Saved data entries
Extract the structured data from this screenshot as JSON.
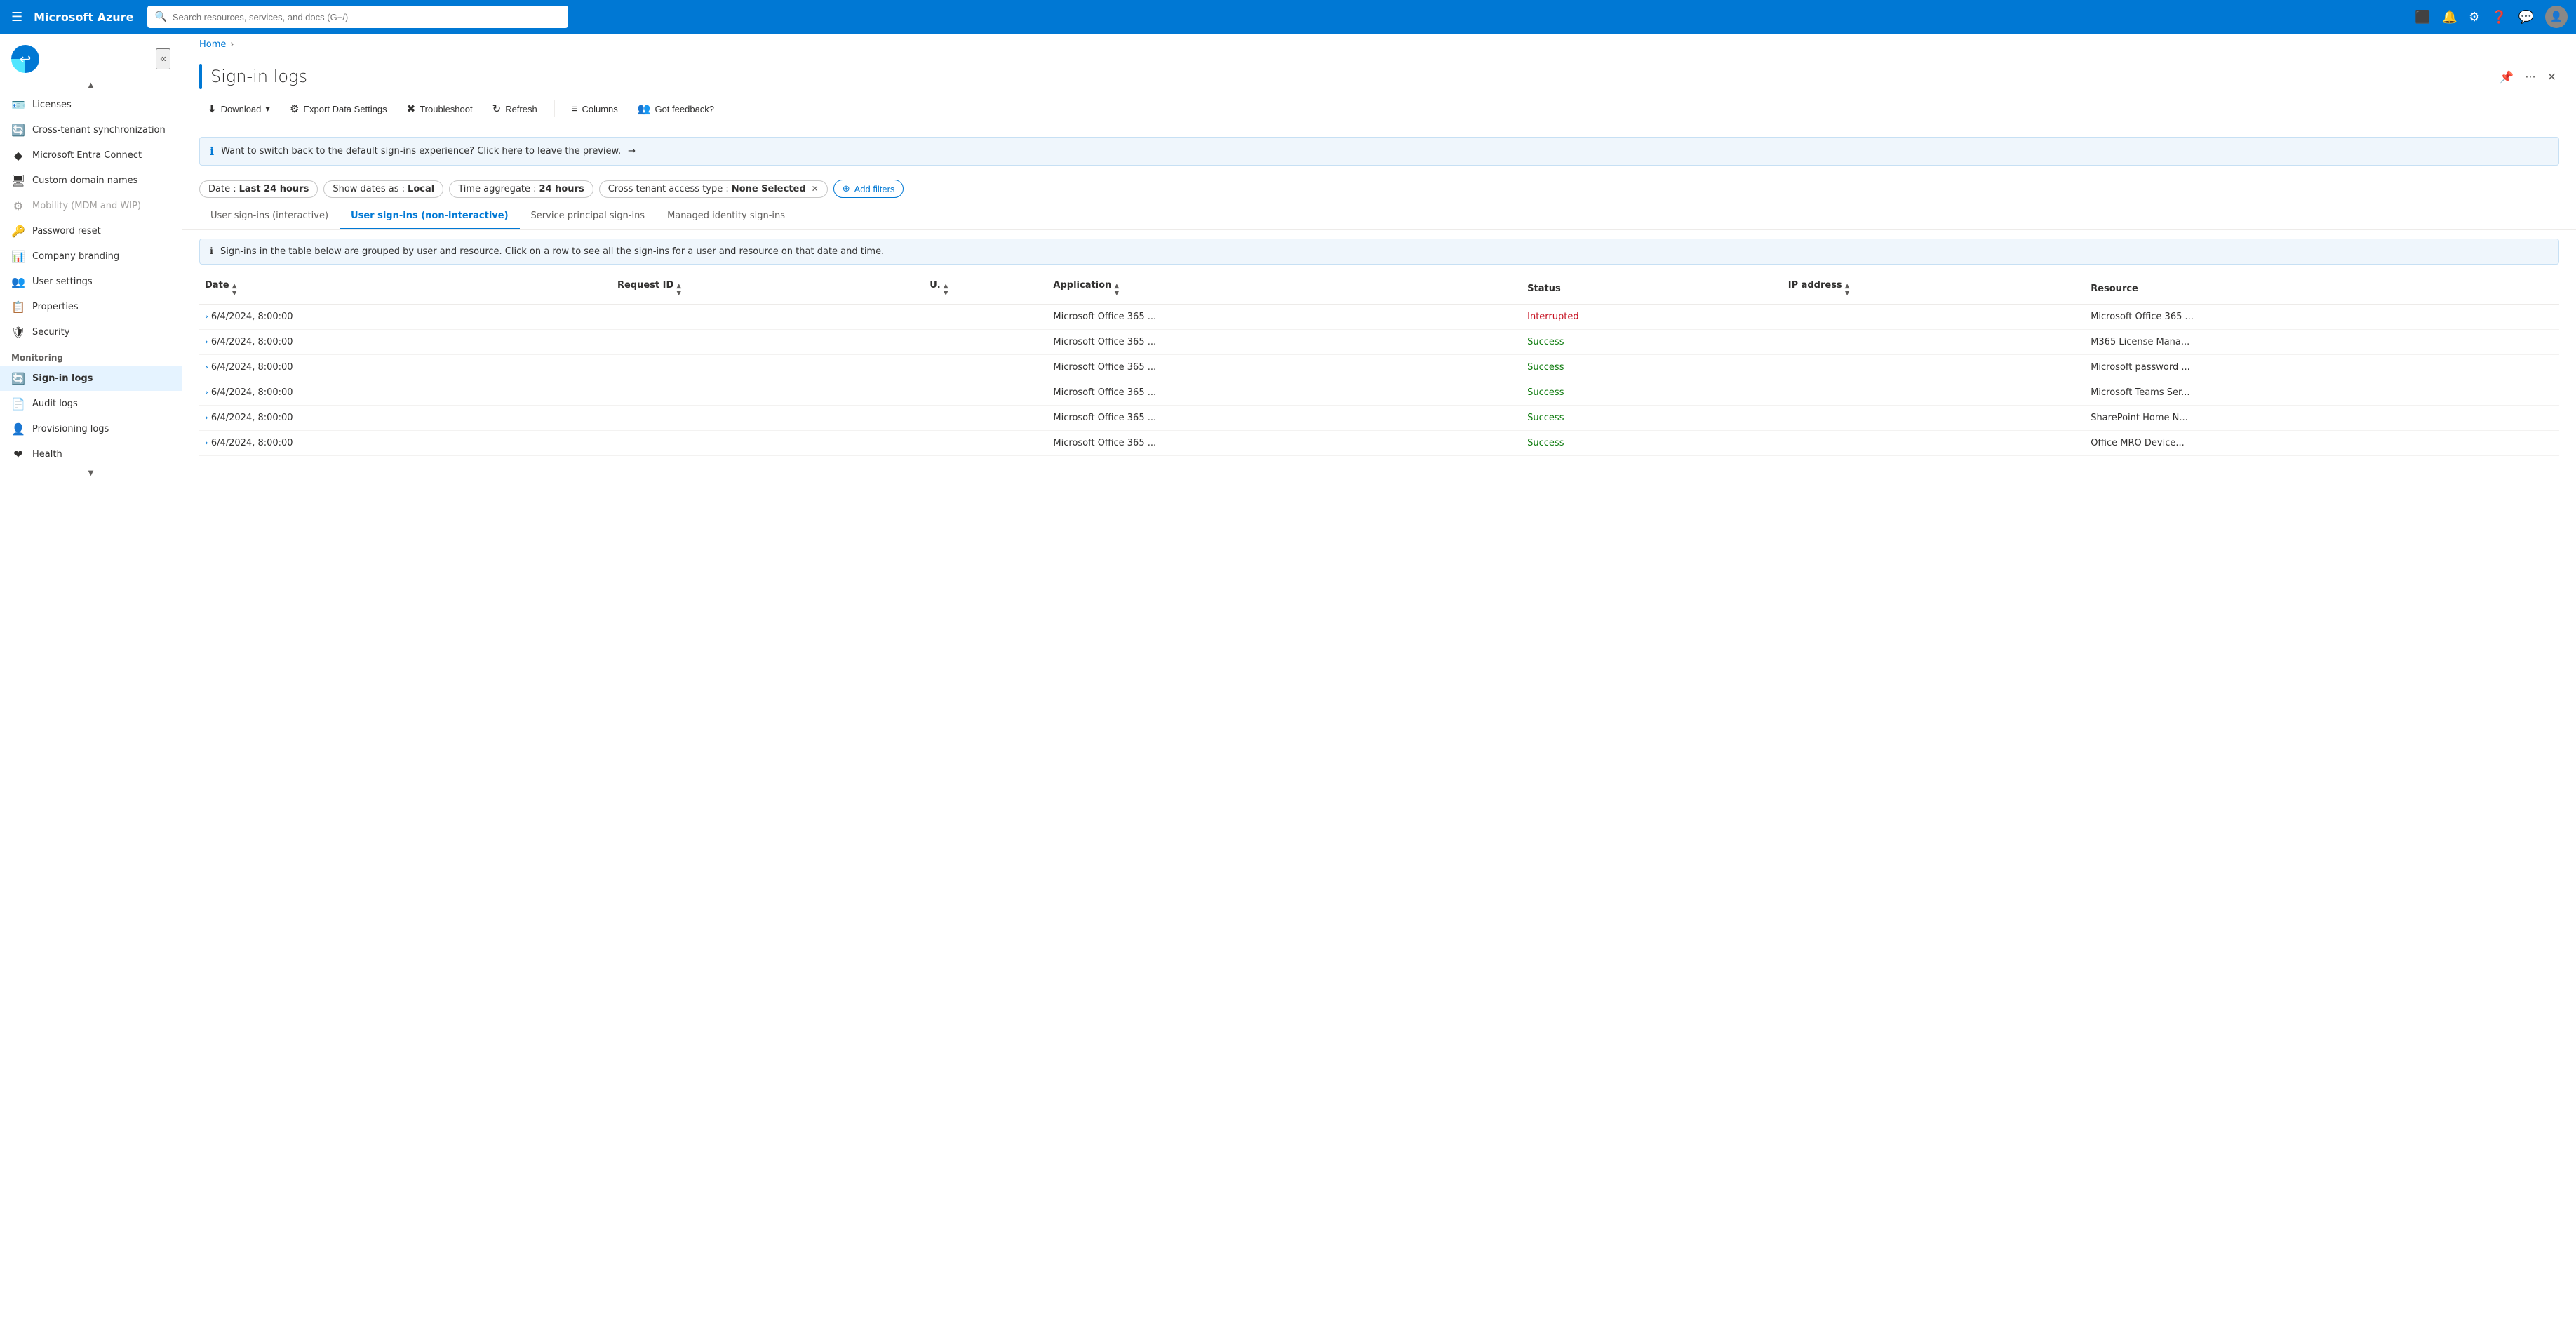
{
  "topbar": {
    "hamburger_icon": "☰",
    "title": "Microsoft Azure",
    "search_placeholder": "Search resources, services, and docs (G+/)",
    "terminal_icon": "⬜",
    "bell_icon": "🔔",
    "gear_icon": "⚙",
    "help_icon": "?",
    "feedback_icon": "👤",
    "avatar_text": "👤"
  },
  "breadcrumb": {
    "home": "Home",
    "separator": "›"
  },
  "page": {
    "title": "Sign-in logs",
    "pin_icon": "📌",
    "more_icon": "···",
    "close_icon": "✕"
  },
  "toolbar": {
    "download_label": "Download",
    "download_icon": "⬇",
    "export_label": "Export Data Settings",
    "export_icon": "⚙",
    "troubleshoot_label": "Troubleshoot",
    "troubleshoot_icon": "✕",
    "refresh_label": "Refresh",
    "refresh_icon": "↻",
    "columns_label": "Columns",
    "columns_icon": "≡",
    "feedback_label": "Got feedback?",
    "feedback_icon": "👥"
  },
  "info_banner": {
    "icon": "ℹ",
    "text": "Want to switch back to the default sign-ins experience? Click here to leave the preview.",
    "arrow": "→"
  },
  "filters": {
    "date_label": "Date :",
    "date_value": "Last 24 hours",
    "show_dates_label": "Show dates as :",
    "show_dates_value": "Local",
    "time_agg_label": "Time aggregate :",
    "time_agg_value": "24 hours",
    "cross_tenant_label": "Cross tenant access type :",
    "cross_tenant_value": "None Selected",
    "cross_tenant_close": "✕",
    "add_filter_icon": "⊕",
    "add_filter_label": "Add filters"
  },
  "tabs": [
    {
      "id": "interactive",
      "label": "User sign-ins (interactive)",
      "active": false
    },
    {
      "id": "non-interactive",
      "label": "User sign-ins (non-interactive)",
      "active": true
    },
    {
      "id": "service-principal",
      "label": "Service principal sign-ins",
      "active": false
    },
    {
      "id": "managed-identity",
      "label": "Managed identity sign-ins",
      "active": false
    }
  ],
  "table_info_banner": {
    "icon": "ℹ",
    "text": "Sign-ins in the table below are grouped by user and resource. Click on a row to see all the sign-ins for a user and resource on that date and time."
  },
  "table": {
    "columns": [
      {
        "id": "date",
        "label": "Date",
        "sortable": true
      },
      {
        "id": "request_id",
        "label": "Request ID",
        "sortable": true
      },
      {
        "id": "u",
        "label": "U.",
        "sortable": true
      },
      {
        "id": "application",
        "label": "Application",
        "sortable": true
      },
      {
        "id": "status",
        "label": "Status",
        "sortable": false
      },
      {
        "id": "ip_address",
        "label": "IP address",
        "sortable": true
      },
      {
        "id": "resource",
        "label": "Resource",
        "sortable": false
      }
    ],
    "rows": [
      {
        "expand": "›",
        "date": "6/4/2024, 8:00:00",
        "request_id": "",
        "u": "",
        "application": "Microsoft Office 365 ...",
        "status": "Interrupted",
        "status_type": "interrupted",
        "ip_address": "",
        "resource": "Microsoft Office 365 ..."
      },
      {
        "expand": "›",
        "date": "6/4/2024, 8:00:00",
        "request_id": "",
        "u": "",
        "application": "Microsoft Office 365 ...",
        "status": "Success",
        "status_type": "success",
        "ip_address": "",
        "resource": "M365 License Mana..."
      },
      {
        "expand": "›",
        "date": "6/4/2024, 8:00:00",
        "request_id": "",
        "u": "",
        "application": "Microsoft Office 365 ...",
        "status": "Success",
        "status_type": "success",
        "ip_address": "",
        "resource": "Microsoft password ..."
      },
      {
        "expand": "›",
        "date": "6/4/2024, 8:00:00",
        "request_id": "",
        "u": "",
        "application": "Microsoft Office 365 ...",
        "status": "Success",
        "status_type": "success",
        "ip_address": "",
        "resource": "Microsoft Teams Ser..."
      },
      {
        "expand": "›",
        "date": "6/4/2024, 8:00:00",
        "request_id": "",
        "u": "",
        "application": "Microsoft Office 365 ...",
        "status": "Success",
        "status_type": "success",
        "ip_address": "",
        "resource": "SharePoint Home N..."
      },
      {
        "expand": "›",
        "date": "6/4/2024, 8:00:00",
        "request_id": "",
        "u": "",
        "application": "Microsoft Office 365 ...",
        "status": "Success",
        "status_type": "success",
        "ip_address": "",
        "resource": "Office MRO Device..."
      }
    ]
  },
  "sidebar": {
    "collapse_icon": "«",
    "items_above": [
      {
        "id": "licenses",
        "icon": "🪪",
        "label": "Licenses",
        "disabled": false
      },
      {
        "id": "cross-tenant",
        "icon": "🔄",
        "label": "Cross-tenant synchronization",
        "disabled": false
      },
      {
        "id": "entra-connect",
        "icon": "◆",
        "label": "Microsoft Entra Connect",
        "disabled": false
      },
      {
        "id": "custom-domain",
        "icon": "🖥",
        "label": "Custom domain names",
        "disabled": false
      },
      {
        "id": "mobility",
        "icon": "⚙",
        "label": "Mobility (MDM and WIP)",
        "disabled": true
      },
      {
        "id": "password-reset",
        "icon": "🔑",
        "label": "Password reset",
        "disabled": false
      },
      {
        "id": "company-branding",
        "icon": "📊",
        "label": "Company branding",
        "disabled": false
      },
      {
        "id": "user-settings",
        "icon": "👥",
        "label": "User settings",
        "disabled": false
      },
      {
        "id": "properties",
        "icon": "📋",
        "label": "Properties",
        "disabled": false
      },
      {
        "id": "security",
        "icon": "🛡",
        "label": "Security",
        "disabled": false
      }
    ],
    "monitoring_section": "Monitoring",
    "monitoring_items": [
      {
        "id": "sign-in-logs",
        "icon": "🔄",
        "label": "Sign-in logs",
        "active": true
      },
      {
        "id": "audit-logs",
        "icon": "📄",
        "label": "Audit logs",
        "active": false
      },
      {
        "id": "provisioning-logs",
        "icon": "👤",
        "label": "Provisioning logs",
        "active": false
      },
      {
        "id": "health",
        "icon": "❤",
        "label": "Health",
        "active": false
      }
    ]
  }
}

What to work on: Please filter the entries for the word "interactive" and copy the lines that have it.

Task output:
      "id": "interactive",
      "label": "User sign-ins (interactive)",
      "id": "non-interactive",
      "label": "User sign-ins (non-interactive)",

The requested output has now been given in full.